By July, we sat in the grass and ate watermelon or cantaloupe. Sometimes on Sundays, we had homemade ice cream. Aunt Christine and Uncle Gene came with “little Gena” . They lived about 25 miles away, and for us that seemed so far away, in those days. I can still see my little cousin running to keep up with her country cousins , golden curls bouncing from beneath a little white hat-I was sure she was a doll.
In the evenings of late summer, the adults sat around and talked til dark. Someone was always shelling peas or beans. We didn’t change the clocks in those days-but the days were just as long anyway. By the time we went in, we had found the first star, and made our wishes . The Bob White had called out and bats were darting about.
The dirt of the day was scrubbed off with a vengeance . We said our prayers and went to bed.
It is no wonder, that I never wanted to go back to school. I found it dull and artificial. I had wonderful class mates and kind teachers, but my heart belonged to the back roads and my own people. I knew how to read and do the math, already. I had learned these things connected to life on the farm which was so natural. I actually mourned and would cry at the “drop of a hat”, at school. I did well though I had to sit in the “Lonesome Chair” on occasion, for yelling out answers to silly questions. “What color is the dog?” I could not comprehend that the class didn’t know and I did not see the need to waste my life waiting for someone to guess about it. So I would try to put an end to the misery. No one else was talking, so it did not seem impolite to answer.
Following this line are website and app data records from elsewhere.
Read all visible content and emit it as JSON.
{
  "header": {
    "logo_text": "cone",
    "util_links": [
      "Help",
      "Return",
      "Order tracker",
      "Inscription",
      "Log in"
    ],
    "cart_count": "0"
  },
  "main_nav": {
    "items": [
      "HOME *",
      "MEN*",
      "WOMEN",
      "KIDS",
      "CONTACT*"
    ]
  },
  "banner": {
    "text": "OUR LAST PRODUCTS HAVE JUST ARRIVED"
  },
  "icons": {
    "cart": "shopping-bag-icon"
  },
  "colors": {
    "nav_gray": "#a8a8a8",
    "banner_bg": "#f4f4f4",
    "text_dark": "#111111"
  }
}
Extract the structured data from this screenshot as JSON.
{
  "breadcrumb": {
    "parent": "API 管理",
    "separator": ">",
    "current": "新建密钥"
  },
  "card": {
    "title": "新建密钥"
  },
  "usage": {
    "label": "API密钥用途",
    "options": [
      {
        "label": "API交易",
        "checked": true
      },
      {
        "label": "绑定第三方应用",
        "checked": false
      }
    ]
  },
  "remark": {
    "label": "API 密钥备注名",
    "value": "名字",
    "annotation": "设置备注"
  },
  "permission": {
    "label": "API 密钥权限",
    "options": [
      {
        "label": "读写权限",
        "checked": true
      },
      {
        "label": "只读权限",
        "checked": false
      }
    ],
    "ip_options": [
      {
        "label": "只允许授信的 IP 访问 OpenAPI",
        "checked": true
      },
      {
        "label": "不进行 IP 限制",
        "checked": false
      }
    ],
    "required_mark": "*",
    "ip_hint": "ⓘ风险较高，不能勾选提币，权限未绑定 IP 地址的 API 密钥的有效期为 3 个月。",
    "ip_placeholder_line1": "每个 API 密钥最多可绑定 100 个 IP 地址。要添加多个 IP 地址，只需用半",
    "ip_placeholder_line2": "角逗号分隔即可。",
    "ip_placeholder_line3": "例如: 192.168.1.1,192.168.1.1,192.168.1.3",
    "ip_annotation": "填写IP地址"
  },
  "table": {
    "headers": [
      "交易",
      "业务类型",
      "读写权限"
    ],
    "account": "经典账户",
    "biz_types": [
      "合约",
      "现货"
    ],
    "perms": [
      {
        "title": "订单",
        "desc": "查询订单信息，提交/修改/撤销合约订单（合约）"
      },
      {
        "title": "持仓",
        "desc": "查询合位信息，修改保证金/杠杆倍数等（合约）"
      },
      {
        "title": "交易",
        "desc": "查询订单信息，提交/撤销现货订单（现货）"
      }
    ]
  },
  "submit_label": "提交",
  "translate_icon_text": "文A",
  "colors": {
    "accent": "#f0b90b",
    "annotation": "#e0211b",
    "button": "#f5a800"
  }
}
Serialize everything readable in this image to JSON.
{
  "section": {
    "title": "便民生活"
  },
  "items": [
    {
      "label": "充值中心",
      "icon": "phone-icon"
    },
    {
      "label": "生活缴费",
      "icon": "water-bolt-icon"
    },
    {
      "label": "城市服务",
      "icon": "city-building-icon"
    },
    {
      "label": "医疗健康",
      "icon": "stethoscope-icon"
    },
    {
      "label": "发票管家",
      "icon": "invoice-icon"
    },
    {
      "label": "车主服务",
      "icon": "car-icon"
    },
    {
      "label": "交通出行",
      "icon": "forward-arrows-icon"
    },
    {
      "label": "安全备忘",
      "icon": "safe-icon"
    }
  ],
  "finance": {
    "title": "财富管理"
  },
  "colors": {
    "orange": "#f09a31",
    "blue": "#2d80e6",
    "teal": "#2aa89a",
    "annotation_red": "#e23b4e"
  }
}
Had it not been for the library, I am sure that I would have perished from the boredom. It took me three months to convince the stern librarian, “Miss Susie” that I could read the “third grade” books, for it was considered “trespassing” for me to go in that section of the library.
The school bus took the longest way home, but when I finally saw our house and the farm, and the door opened, I “hit the ground running”!
I have countless memories of those summers, and I think a lot, about what it felt like to be a child in those days. Weather was of utmost importance and dictated our actions, so even children learned to recognize signs. Light was our clock and even now, I know the hour according to the where the sun is. The only need to rush, back then, was when a storm was coming and clothes were on the line or the ponies got out. (That was always exciting.) How peaceful life is without schedules, I want to shout to the world.
I learned so many valuable lessons-a collection of “precious remnants”, that still make a difference and ring true.
Work and play are both equally vital -so we ought to grow tomatoes and flowers. Immersion in nature, is really like going to church for you will be humbled and grateful, all at once. Loyalty to family is valuable beyond measure, whether they are “saints or sinners”. . .You can learn a lot from both sorts. Do not become so tame and civilized, that even your thoughts can’t wildly ramble. Stay curious . Curiosity is the spark we must fan, to keep learning and rest assured, even life long learners never know everything. . . and for goodness sakes . . LOVE like your life depends on it, for in some ways, it really does . . . and it does “cover a multitude of sins”, after all.